Amongst the written text Lee constitutes a couple of brief comments concerning the fragility from the Arctic atmosphere, the results of global warming on the place in which the Native name means “the land that never melts,” and also the looming threat of mining that may alter the landscape forever. Mostly, however, he lets his photography speak, also it states greater than words can about why this type of place ought to be forever preserved. This visually dazzling book informs an excellent story and is a superb accessory for the annals of northern climbing.
Mount Asgard Baffin Island – Steve Backshall
Piero Favento: It looks like every fuckin climbing video on youtube needs to focus on the "life-death" side of alpinism. can't someone just fuckin enjoy a climb? Yes a shitty places nut could not be talking your heavy ass falling down the face but it's okay, every climber-alpinist knows that and you don't need to say it every fuckin 10 seconds!
Sasha Kartus: Can you imagine, NO noise !
Neuro Tyrant: 11:28 is the best thing I think I've ever heard.
ocsvcsvcsvo: How'd you get down?!
ColinOutdoors: What an amazing adventure. Baffin Island looks incredible. Awesome climb Steve and Team.
Lynda Deboer: OMG! That was amazing! We we hiking the Akshayuk Pass thru Auyuittuq Park and met Steve and 'Izzy' in Pangnirtung after our 12 day hike, and after their epic climbing adventure. Our group has been waiting (impatiently) for this video to be posted! Definitely brings back great memories of the hike. You and the climbing group ROCK!! (and the rocks were absolutely awe inspiring as well!)
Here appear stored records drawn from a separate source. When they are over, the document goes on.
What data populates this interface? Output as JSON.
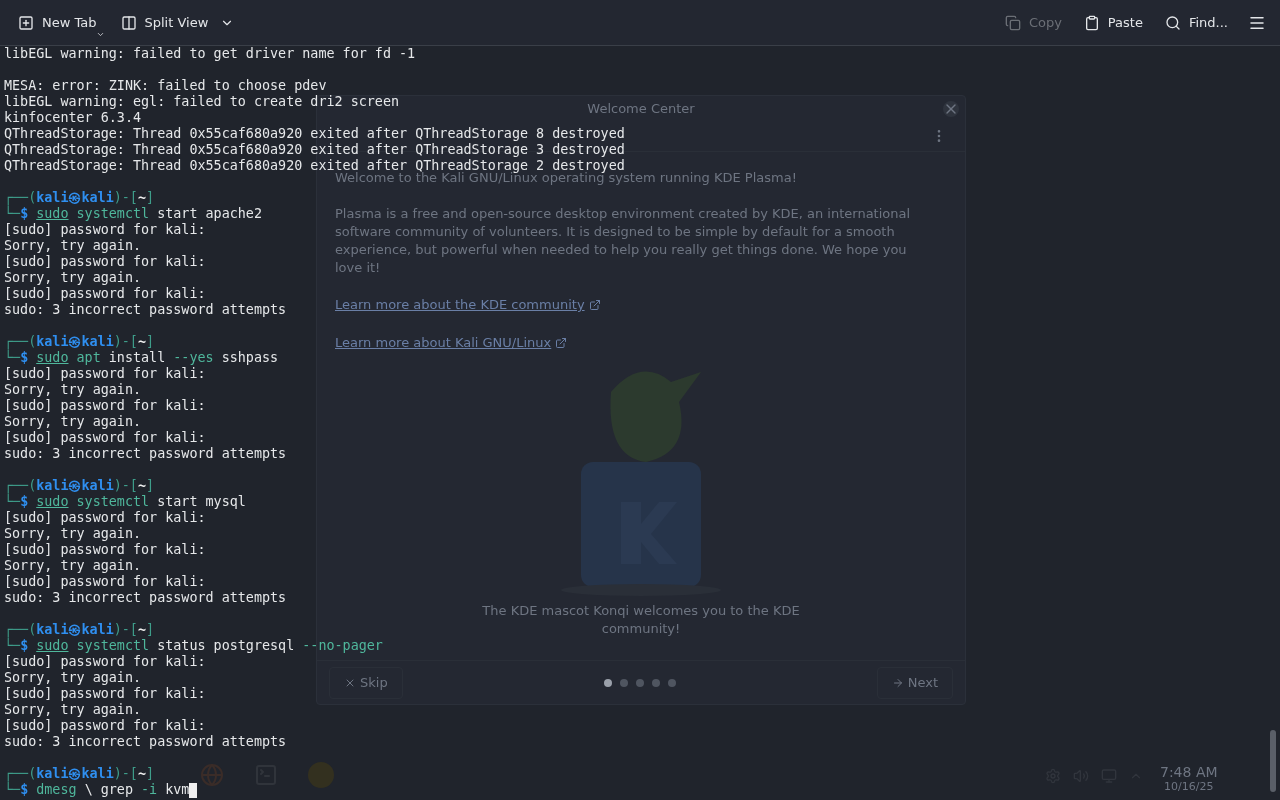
{
  "toolbar": {
    "left": [
      {
        "kind": "new_tab",
        "label": "New Tab"
      },
      {
        "kind": "split_view",
        "label": "Split View"
      }
    ],
    "right": [
      {
        "kind": "copy",
        "label": "Copy",
        "disabled": true
      },
      {
        "kind": "paste",
        "label": "Paste",
        "disabled": false
      },
      {
        "kind": "find",
        "label": "Find...",
        "disabled": false
      }
    ]
  },
  "terminal": {
    "lines": [
      {
        "kind": "text",
        "text": "libEGL warning: failed to get driver name for fd -1"
      },
      {
        "kind": "blank"
      },
      {
        "kind": "text",
        "text": "MESA: error: ZINK: failed to choose pdev"
      },
      {
        "kind": "text",
        "text": "libEGL warning: egl: failed to create dri2 screen"
      },
      {
        "kind": "text",
        "text": "kinfocenter 6.3.4"
      },
      {
        "kind": "text",
        "text": "QThreadStorage: Thread 0x55caf680a920 exited after QThreadStorage 8 destroyed"
      },
      {
        "kind": "text",
        "text": "QThreadStorage: Thread 0x55caf680a920 exited after QThreadStorage 3 destroyed"
      },
      {
        "kind": "text",
        "text": "QThreadStorage: Thread 0x55caf680a920 exited after QThreadStorage 2 destroyed"
      },
      {
        "kind": "blank"
      },
      {
        "kind": "prompt",
        "open": "┌──(",
        "userhost": "kali㉿kali",
        "mid": ")-[",
        "dir": "~",
        "close": "]",
        "mark": "└─",
        "dollar": "$",
        "cursor": false,
        "command": [
          {
            "kind": "sudo",
            "text": "sudo"
          },
          {
            "kind": "cmd",
            "text": "systemctl"
          },
          {
            "kind": "arg",
            "text": "start apache2"
          }
        ]
      },
      {
        "kind": "text",
        "text": "[sudo] password for kali:"
      },
      {
        "kind": "text",
        "text": "Sorry, try again."
      },
      {
        "kind": "text",
        "text": "[sudo] password for kali:"
      },
      {
        "kind": "text",
        "text": "Sorry, try again."
      },
      {
        "kind": "text",
        "text": "[sudo] password for kali:"
      },
      {
        "kind": "text",
        "text": "sudo: 3 incorrect password attempts"
      },
      {
        "kind": "blank"
      },
      {
        "kind": "prompt",
        "open": "┌──(",
        "userhost": "kali㉿kali",
        "mid": ")-[",
        "dir": "~",
        "close": "]",
        "mark": "└─",
        "dollar": "$",
        "cursor": false,
        "command": [
          {
            "kind": "sudo",
            "text": "sudo"
          },
          {
            "kind": "cmd",
            "text": "apt"
          },
          {
            "kind": "arg",
            "text": "install"
          },
          {
            "kind": "opt",
            "text": "--yes"
          },
          {
            "kind": "arg",
            "text": "sshpass"
          }
        ]
      },
      {
        "kind": "text",
        "text": "[sudo] password for kali:"
      },
      {
        "kind": "text",
        "text": "Sorry, try again."
      },
      {
        "kind": "text",
        "text": "[sudo] password for kali:"
      },
      {
        "kind": "text",
        "text": "Sorry, try again."
      },
      {
        "kind": "text",
        "text": "[sudo] password for kali:"
      },
      {
        "kind": "text",
        "text": "sudo: 3 incorrect password attempts"
      },
      {
        "kind": "blank"
      },
      {
        "kind": "prompt",
        "open": "┌──(",
        "userhost": "kali㉿kali",
        "mid": ")-[",
        "dir": "~",
        "close": "]",
        "mark": "└─",
        "dollar": "$",
        "cursor": false,
        "command": [
          {
            "kind": "sudo",
            "text": "sudo"
          },
          {
            "kind": "cmd",
            "text": "systemctl"
          },
          {
            "kind": "arg",
            "text": "start mysql"
          }
        ]
      },
      {
        "kind": "text",
        "text": "[sudo] password for kali:"
      },
      {
        "kind": "text",
        "text": "Sorry, try again."
      },
      {
        "kind": "text",
        "text": "[sudo] password for kali:"
      },
      {
        "kind": "text",
        "text": "Sorry, try again."
      },
      {
        "kind": "text",
        "text": "[sudo] password for kali:"
      },
      {
        "kind": "text",
        "text": "sudo: 3 incorrect password attempts"
      },
      {
        "kind": "blank"
      },
      {
        "kind": "prompt",
        "open": "┌──(",
        "userhost": "kali㉿kali",
        "mid": ")-[",
        "dir": "~",
        "close": "]",
        "mark": "└─",
        "dollar": "$",
        "cursor": false,
        "command": [
          {
            "kind": "sudo",
            "text": "sudo"
          },
          {
            "kind": "cmd",
            "text": "systemctl"
          },
          {
            "kind": "arg",
            "text": "status postgresql"
          },
          {
            "kind": "opt",
            "text": "--no-pager"
          }
        ]
      },
      {
        "kind": "text",
        "text": "[sudo] password for kali:"
      },
      {
        "kind": "text",
        "text": "Sorry, try again."
      },
      {
        "kind": "text",
        "text": "[sudo] password for kali:"
      },
      {
        "kind": "text",
        "text": "Sorry, try again."
      },
      {
        "kind": "text",
        "text": "[sudo] password for kali:"
      },
      {
        "kind": "text",
        "text": "sudo: 3 incorrect password attempts"
      },
      {
        "kind": "blank"
      },
      {
        "kind": "prompt",
        "open": "┌──(",
        "userhost": "kali㉿kali",
        "mid": ")-[",
        "dir": "~",
        "close": "]",
        "mark": "└─",
        "dollar": "$",
        "cursor": true,
        "command": [
          {
            "kind": "cmd",
            "text": "dmesg"
          },
          {
            "kind": "arg",
            "text": "\\ grep"
          },
          {
            "kind": "opt",
            "text": "-i"
          },
          {
            "kind": "arg",
            "text": "kvm"
          }
        ]
      }
    ]
  },
  "welcome_window": {
    "title": "Welcome Center",
    "intro": "Welcome to the Kali GNU/Linux operating system running KDE Plasma!",
    "paragraph": "Plasma is a free and open-source desktop environment created by KDE, an international software community of volunteers. It is designed to be simple by default for a smooth experience, but powerful when needed to help you really get things done. We hope you love it!",
    "links": [
      "Learn more about the KDE community",
      "Learn more about Kali GNU/Linux"
    ],
    "caption": "The KDE mascot Konqi welcomes you to the KDE community!",
    "pages": [
      {
        "selected": true
      },
      {
        "selected": false
      },
      {
        "selected": false
      },
      {
        "selected": false
      },
      {
        "selected": false
      }
    ],
    "skip": "Skip",
    "next": "Next"
  },
  "clock": {
    "time": "7:48 AM",
    "date": "10/16/25"
  }
}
Tim Emmett: Steve, what an amazing film – for what was a one man production. Your thoughts and story are endearing, honest and what a feat that was! Thanks for sharing. ~~ Katie
Stuart McGuinness: Been there done that. A tad over hyped TV narrative. They will send a helicopter – although it could take 3 days to get you. When we were there one of two guides who are always somewhere in the park twisted or broke an ankle. There was a chopper there same day. The intimidation and scale is for real. We never climbed any rock route but went just high enough to look down on Fork Beard Glacier. I was keen to climb Thor, which has a rumoured scrambling-only route up the back, but we never even made an attempt – something about the place drains confidence. I heard that bridge we crossed in 2007 was down but seeing it just swept aside was scary. Thought they'd have replaced it by now. I have a Pangnirtung print of the approach to Auyuittuk National Park by a local artist adorning my living room.
SaltyShanker: Looks like skyrim XD
vShoTzZ25: Whats the song that starts playing around 10:00?